“Retail Task Force Releases Final Report
Goal to add destination national and regional retailers over a 3 year timeframe
(Reporters may contact Angie Bertinot at the Downtown District Friday to arrange interviews and obtain copies of the report.)
The panel Mayor Parker created in January 2013 to develop recommendations for increasing shopping options in Downtown Houston has released its final report. The plan presented by the Downtown Retail Task Force envisions Dallas Street serving as the commercial spine of a downtown shopping district that would extend from Milam to La Branch.
“Increasing the amount and quality of downtown shopping will enhance the economic vitality of the entire city,” said Mayor Annise Parker. “This report details how we can build a healthy, vibrant mixed-use downtown shopping district. Coordination between my office, the Downtown District and Downtown Redevelopment Authority will be crucial to achieve the vision.”
Dallas Street was selected because of its proximity to the dense office population in the southwest quadrant of downtown and to residential growth areas to the south and east. It is also near the George R. Brown Convention Center, seven existing hotels, two new hotels in development, Minute Maid Park, Toyota Center, Discovery Green and public transportation, all of which can help support increased retail shopping options.
Dallas and adjacent streets Main and San Jacinto also already have the only concentration of existing downtown street level shopping at The Shops at Houston Center and GreenStreet, formerly known as The Pavilions. Both properties are critical components of an expanded shopping district and have potential to add more soft goods, restaurant and entertainment-focused retail to their projects.
Although it will be a challenge to convert/develop existing properties along Dallas into retail space, the task force believes that this area has the highest amount of potential leasable retail space in the downtown market—approximately 325,000 square feet of retail space has been identified.
“Density, critical mass and co-tenancy are essential in creating a successful retail environment,” said Downtown Retail Task Force Chair Fred Griffin, Chairman of Griffin Partners. “The task force, supported by past studies and the potential for concentration of shopping activity, determined that efforts be focused on transforming Dallas into a pedestrian-oriented retail street by improving the streetscape and providing financial assistance to property owners to attract retailers. We expect improvements to building facades, in order to enhance retailing, will also be needed.”
The task force’s report details twelve recommendations as a path forward to ensure the evolution of shopping in Downtown:
1. As a major urban center, Downtown Houston should have a premier shopping district that adds to the character and reputation of the city and helps attract residents, visitors and employers.

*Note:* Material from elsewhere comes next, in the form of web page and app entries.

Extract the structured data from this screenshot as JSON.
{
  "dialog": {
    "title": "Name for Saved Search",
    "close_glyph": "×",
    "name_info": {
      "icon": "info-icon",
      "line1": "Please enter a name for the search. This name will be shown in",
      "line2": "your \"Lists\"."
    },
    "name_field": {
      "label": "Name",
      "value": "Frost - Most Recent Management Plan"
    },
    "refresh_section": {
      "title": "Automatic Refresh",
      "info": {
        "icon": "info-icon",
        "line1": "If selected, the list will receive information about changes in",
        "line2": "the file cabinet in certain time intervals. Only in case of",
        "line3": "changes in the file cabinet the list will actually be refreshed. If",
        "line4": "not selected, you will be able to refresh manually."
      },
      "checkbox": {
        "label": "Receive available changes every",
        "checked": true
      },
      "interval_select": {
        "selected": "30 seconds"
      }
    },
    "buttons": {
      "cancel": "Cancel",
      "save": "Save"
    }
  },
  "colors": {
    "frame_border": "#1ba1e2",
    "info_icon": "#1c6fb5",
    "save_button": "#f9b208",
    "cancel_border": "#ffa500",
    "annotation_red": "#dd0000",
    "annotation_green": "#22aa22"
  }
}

2. Develop a unique, commercially viable setting for a premier shopping district on Dallas Street between Milam and LaBranch with connections to adjacent retail activity on Main, San Jacinto and Austin.
3. Provide a public realm within the shopping district that is supportive of a premier retail setting which will attract national, regional and local retailers and shopper that will support them.

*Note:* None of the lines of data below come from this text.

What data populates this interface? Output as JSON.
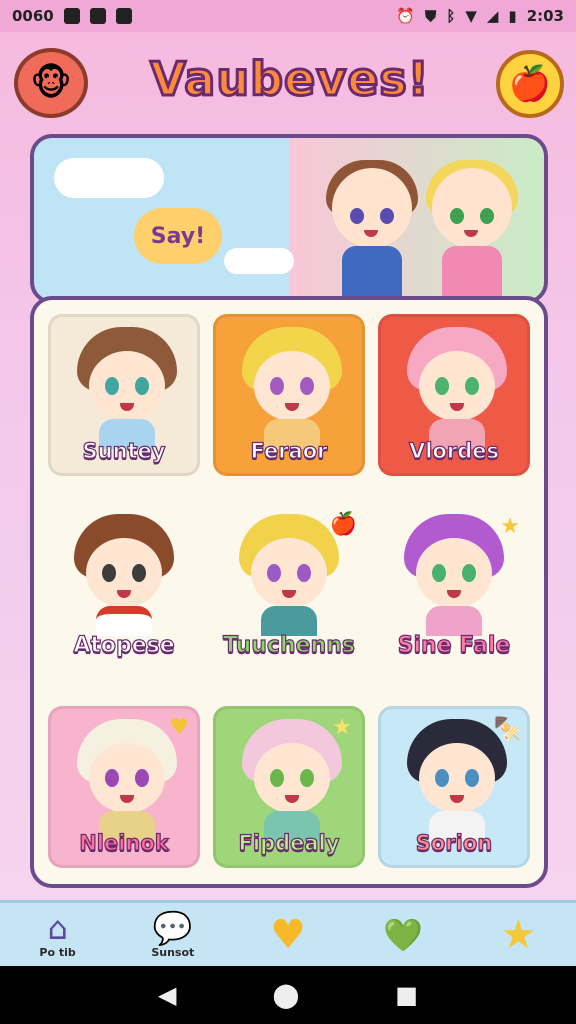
{
  "status_bar": {
    "left_text": "0060",
    "time": "2:03"
  },
  "header": {
    "title": "Vaubeves!",
    "logo_icon": "monkey-face-icon",
    "fav_icon": "apple-icon"
  },
  "banner": {
    "bubble_text": "Say!"
  },
  "characters": [
    {
      "name": "Suntey",
      "bg": "#f5ead8",
      "hair": "#8e5a3a",
      "eyes": "#3fa6a0",
      "body": "#a9d4ef"
    },
    {
      "name": "Feraor",
      "bg": "#f6a13a",
      "hair": "#f2d54a",
      "eyes": "#a45bc0",
      "body": "#f6c87a"
    },
    {
      "name": "Vlordes",
      "bg": "#ef5a46",
      "hair": "#f7a8c2",
      "eyes": "#4bb36d",
      "body": "#f3a4b4"
    },
    {
      "name": "Atopese",
      "bg": "#fdf8ec",
      "hair": "#8a4a2c",
      "eyes": "#3d3d3d",
      "body": "#ffffff"
    },
    {
      "name": "Tuuchenns",
      "bg": "#fdf8ec",
      "hair": "#f1d24a",
      "eyes": "#9c5bc4",
      "body": "#4b9a9e"
    },
    {
      "name": "Sine Fale",
      "bg": "#fdf8ec",
      "hair": "#b25ad0",
      "eyes": "#48b070",
      "body": "#f0a3c8"
    },
    {
      "name": "Nleinok",
      "bg": "#f8b4cc",
      "hair": "#f5f0e0",
      "eyes": "#9a48b4",
      "body": "#e8d28a"
    },
    {
      "name": "Fipdealy",
      "bg": "#9fd67a",
      "hair": "#f3c8dc",
      "eyes": "#6ab64a",
      "body": "#7ac4b0"
    },
    {
      "name": "Sorion",
      "bg": "#c7e8f6",
      "hair": "#2a2a3a",
      "eyes": "#4a8fc0",
      "body": "#f3f3f3"
    }
  ],
  "bottom_nav": [
    {
      "icon": "home-icon",
      "glyph": "⌂",
      "label": "Po tib"
    },
    {
      "icon": "chat-bubbles-icon",
      "glyph": "💬",
      "label": "Sunsot"
    },
    {
      "icon": "heart-icon",
      "glyph": "♥",
      "label": ""
    },
    {
      "icon": "gift-heart-icon",
      "glyph": "💚",
      "label": ""
    },
    {
      "icon": "star-icon",
      "glyph": "★",
      "label": ""
    }
  ],
  "system_nav": {
    "back": "◀",
    "home": "⬤",
    "recents": "■"
  },
  "colors": {
    "accent": "#6b4a8e",
    "background": "#f6b9de"
  }
}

4. Secure commitments from enough property owners to participate in coordinated development, management, leasing and promotion of the shopping district to ensure critical mass of shopping.

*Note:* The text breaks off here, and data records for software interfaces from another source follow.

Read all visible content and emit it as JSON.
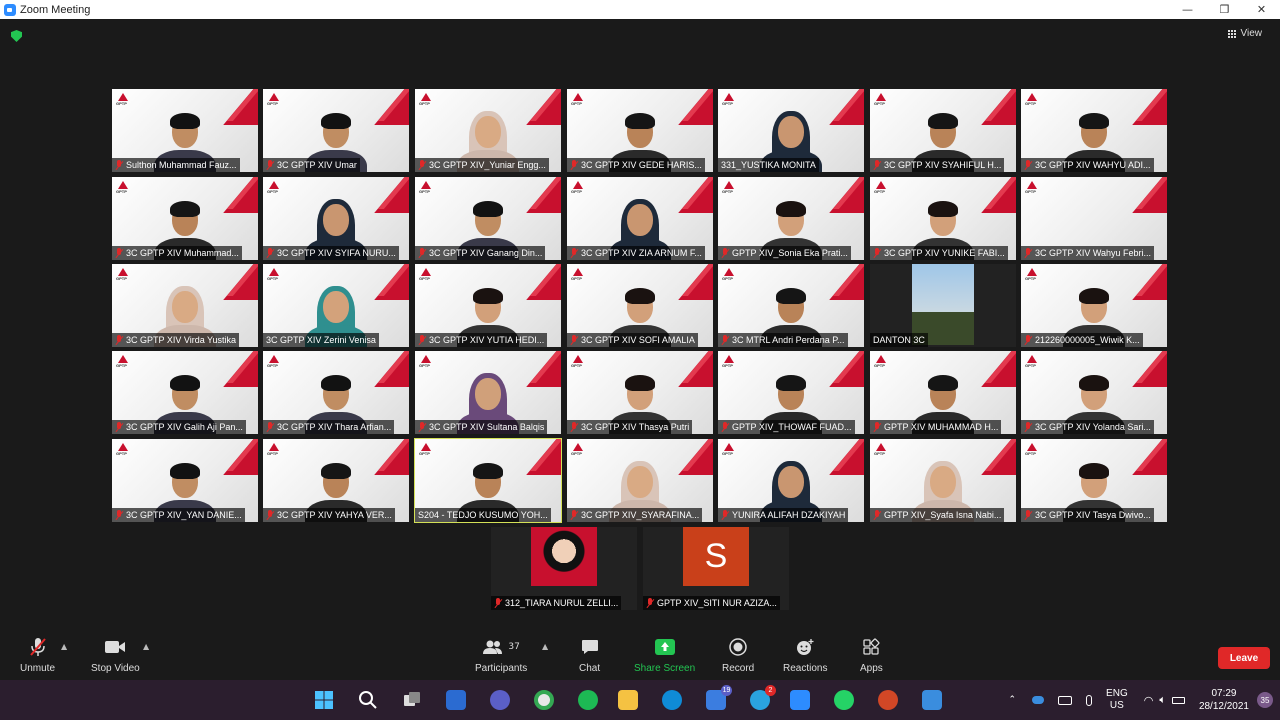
{
  "window": {
    "title": "Zoom Meeting",
    "controls": [
      "—",
      "❐",
      "✕"
    ]
  },
  "header": {
    "view_label": "View"
  },
  "participants": [
    {
      "name": "Sulthon Muhammad Fauz...",
      "muted": true,
      "style": "man-glasses"
    },
    {
      "name": "3C GPTP XIV Umar",
      "muted": true,
      "style": "man-glasses"
    },
    {
      "name": "3C GPTP XIV_Yuniar Engg...",
      "muted": true,
      "style": "hijab-light"
    },
    {
      "name": "3C GPTP XIV GEDE HARIS...",
      "muted": true,
      "style": "man"
    },
    {
      "name": "331_YUSTIKA MONITA",
      "muted": false,
      "style": "hijab-dark"
    },
    {
      "name": "3C GPTP XIV SYAHIFUL H...",
      "muted": true,
      "style": "man"
    },
    {
      "name": "3C GPTP XIV WAHYU ADI...",
      "muted": true,
      "style": "man"
    },
    {
      "name": "3C GPTP XIV Muhammad...",
      "muted": true,
      "style": "man"
    },
    {
      "name": "3C GPTP XIV SYIFA NURU...",
      "muted": true,
      "style": "hijab-dark"
    },
    {
      "name": "3C GPTP XIV Ganang Din...",
      "muted": true,
      "style": "man-glasses"
    },
    {
      "name": "3C GPTP XIV ZIA ARNUM F...",
      "muted": true,
      "style": "hijab-dark"
    },
    {
      "name": "GPTP XIV_Sonia Eka Prati...",
      "muted": true,
      "style": "woman"
    },
    {
      "name": "3C GPTP XIV YUNIKE FABI...",
      "muted": true,
      "style": "woman"
    },
    {
      "name": "3C GPTP XIV Wahyu Febri...",
      "muted": true,
      "style": "empty"
    },
    {
      "name": "3C GPTP XIV Virda Yustika",
      "muted": true,
      "style": "hijab-light"
    },
    {
      "name": "3C GPTP XIV Zerini Venisa",
      "muted": false,
      "style": "hijab-teal"
    },
    {
      "name": "3C GPTP XIV YUTIA HEDI...",
      "muted": true,
      "style": "woman"
    },
    {
      "name": "3C GPTP XIV SOFI AMALIA",
      "muted": true,
      "style": "woman"
    },
    {
      "name": "3C MTRL Andri Perdana P...",
      "muted": true,
      "style": "man"
    },
    {
      "name": "DANTON 3C",
      "muted": false,
      "style": "photo"
    },
    {
      "name": "212260000005_Wiwik K...",
      "muted": true,
      "style": "woman"
    },
    {
      "name": "3C GPTP XIV Galih Aji Pan...",
      "muted": true,
      "style": "man-glasses"
    },
    {
      "name": "3C GPTP XIV Thara Arfian...",
      "muted": true,
      "style": "man-glasses"
    },
    {
      "name": "3C GPTP XIV Sultana Balqis",
      "muted": true,
      "style": "hijab-purple"
    },
    {
      "name": "3C GPTP XIV Thasya Putri",
      "muted": true,
      "style": "woman"
    },
    {
      "name": "GPTP XIV_THOWAF FUAD...",
      "muted": true,
      "style": "man"
    },
    {
      "name": "GPTP XIV MUHAMMAD H...",
      "muted": true,
      "style": "man"
    },
    {
      "name": "3C GPTP XIV Yolanda Sari...",
      "muted": true,
      "style": "woman"
    },
    {
      "name": "3C GPTP XIV_YAN DANIE...",
      "muted": true,
      "style": "man-glasses"
    },
    {
      "name": "3C GPTP XIV YAHYA VER...",
      "muted": true,
      "style": "man"
    },
    {
      "name": "S204 - TEDJO KUSUMO YOH...",
      "muted": false,
      "style": "man",
      "active": true
    },
    {
      "name": "3C GPTP XIV_SYARAFINA...",
      "muted": true,
      "style": "hijab-light"
    },
    {
      "name": "YUNIRA ALIFAH DZAKIYAH",
      "muted": true,
      "style": "hijab-dark"
    },
    {
      "name": "GPTP XIV_Syafa Isna Nabi...",
      "muted": true,
      "style": "hijab-light"
    },
    {
      "name": "3C GPTP XIV Tasya Dwivo...",
      "muted": true,
      "style": "woman"
    },
    {
      "name": "312_TIARA NURUL ZELLI...",
      "muted": true,
      "style": "red-photo"
    },
    {
      "name": "GPTP XIV_SITI NUR AZIZA...",
      "muted": true,
      "style": "initial",
      "initial": "S"
    }
  ],
  "toolbar": {
    "unmute": "Unmute",
    "stop_video": "Stop Video",
    "participants": "Participants",
    "participants_count": "37",
    "chat": "Chat",
    "share_screen": "Share Screen",
    "record": "Record",
    "reactions": "Reactions",
    "apps": "Apps",
    "leave": "Leave"
  },
  "taskbar": {
    "badges": {
      "app1": "19",
      "telegram": "2"
    },
    "language": "ENG",
    "region": "US",
    "time": "07:29",
    "date": "28/12/2021",
    "notifications": "35"
  },
  "colors": {
    "brand_red": "#c8102e",
    "share_green": "#23c552",
    "leave_red": "#e02828",
    "active_outline": "#d4e157"
  }
}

5. Provide incentives to help develop the shopping district, attract the right retail tenants and in the end, pay for themselves.
6. Designate or create an entity to coordinate planning, design, leasing, promotion, programming and management of the shopping district.
7. Attract anchor retailers to enhance the urban lifestyle mix.
8. Provide convenient parking, transit and pedestrian access to ensure high levels of shopper traffic.
9. Designate portals connecting the shopping district to the tunnel system.
10. Develop brand awareness of the shopping district.
11. Attract additional residential and hotel development in or adjacent to the shopping district to increase the pedestrian traffic and street life in the area and increase the attractiveness of Downtown as a destination.
12. Advance development of the shopping district by the 2016 NCAA Final Four and 2017 Super Bowl LI.”
Here’s the link to the full report.
I think this is a big step to help transfigure Downtown. The neighborhood is a highly under-utilized resource for Houstonians, who mostly visit downtown for work, government business or special events (games, concerts, etc.). But along with increasing overall retail for the area, hopefully planners will remember to incorporate tourist centered retail. As Houston works to increase the Convention business, it becomes critical to have more options for people staying in all of these new downtown hotels. Things like gift shops and tourist information booths (to point people to other nearby attractions) in close proximity to the Convention district shouldn’t be left out of the plan.
I drew up a quick map to pinpoint the areas being discussed. It’s good to see a comprehensive plan for Downtown retail, and I’m glad the city and downtown district have started the process.